    http://maps.safecast.org/fusion

  3. Anonymous says:

    Here is our full drive map that has all data from all our drives aggregated on to a single map. We’re using google fusion tables which allows us to have 500k+ data points and still be fast. We custom built 15 devices which consist of a geiger counter with a GPS module and SD card. We mount the devices on the outside of a car and log the geiger data including timestamp and position info every 5 seconds. We then upload it on to the map. We’ve been doing that for the last three months:

    http://maps.safecast.org/fusion

  4. risa bear says:

    Heartfelt thanks for all this. Any chance of spreading the nodes to Korea, Kamchatka, Canada and US after Japan coverage is adequate?

    1. Anonymous says:

      Yes. One of the goals of Safecast is to design a base system for uploading sensor data to the internet. This will all be open source so that people won’t have to go through the trial and error that we went through to get this radiation sensor network up. I’m hoping it can be used for pollution and other environmental monitoring as well as for radiation.

    2. Anonymous says:

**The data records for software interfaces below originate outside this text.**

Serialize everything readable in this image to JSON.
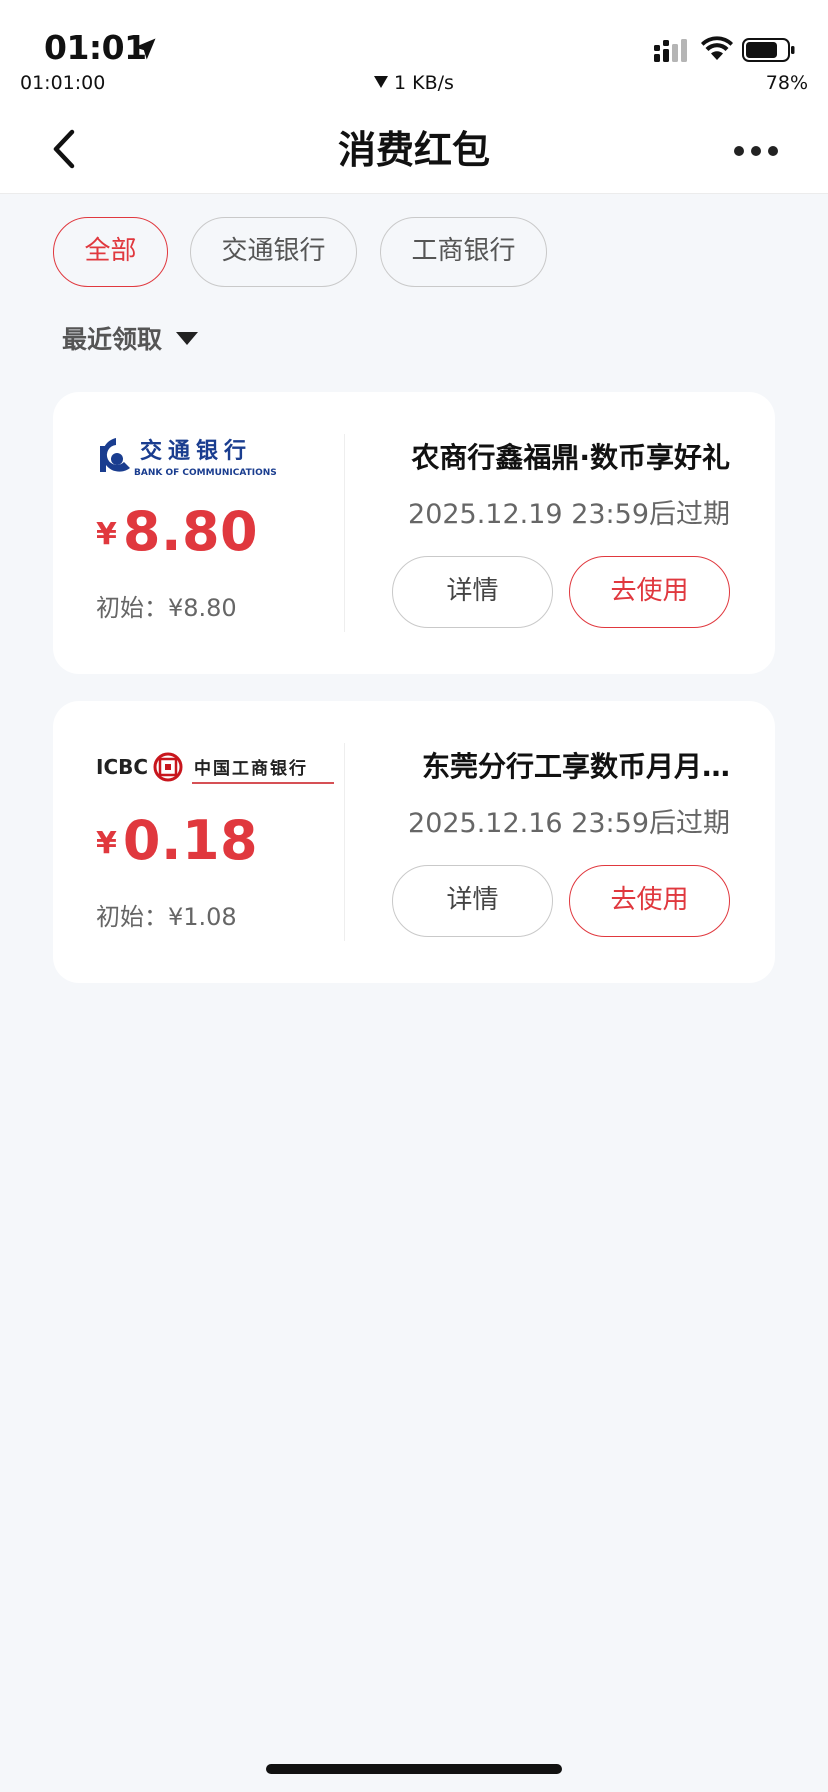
{
  "status_bar": {
    "time": "01:01",
    "sub_time": "01:01:00",
    "net_speed": "1 KB/s",
    "battery": "78%"
  },
  "nav": {
    "title": "消费红包"
  },
  "filters": [
    {
      "label": "全部",
      "active": true
    },
    {
      "label": "交通银行",
      "active": false
    },
    {
      "label": "工商银行",
      "active": false
    }
  ],
  "sort_label": "最近领取",
  "cards": [
    {
      "bank_logo": "bank-of-communications-logo",
      "logo_text_cn": "交通银行",
      "logo_text_en": "BANK OF COMMUNICATIONS",
      "currency": "¥",
      "amount": "8.80",
      "initial": "初始：¥8.80",
      "title": "农商行鑫福鼎·数币享好礼",
      "expiry": "2025.12.19 23:59后过期",
      "detail_label": "详情",
      "use_label": "去使用"
    },
    {
      "bank_logo": "icbc-logo",
      "logo_text_en": "ICBC",
      "logo_text_cn": "中国工商银行",
      "currency": "¥",
      "amount": "0.18",
      "initial": "初始：¥1.08",
      "title": "东莞分行工享数币月月…",
      "expiry": "2025.12.16 23:59后过期",
      "detail_label": "详情",
      "use_label": "去使用"
    }
  ],
  "colors": {
    "accent": "#e0383e",
    "bocom_blue": "#1a3d8f",
    "icbc_red": "#c8161d"
  }
}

      Yes. One of the goals of Safecast is to design a base system for uploading sensor data to the internet. This will all be open source so that people won’t have to go through the trial and error that we went through to get this radiation sensor network up. I’m hoping it can be used for pollution and other environmental monitoring as well as for radiation.

    3. Anonymous says:

      Yes. One of the goals of Safecast is to design a base system for uploading sensor data to the internet. This will all be open source so that people won’t have to go through the trial and error that we went through to get this radiation sensor network up. I’m hoping it can be used for pollution and other environmental monitoring as well as for radiation.

    4. Anonymous says:

      Yes. One of the goals of Safecast is to design a base system for uploading sensor data to the internet. This will all be open source so that people won’t have to go through the trial and error that we went through to get this radiation sensor network up. I’m hoping it can be used for pollution and other environmental monitoring as well as for radiation.

  5. Open Rad says:

    Where can there shields be purchased?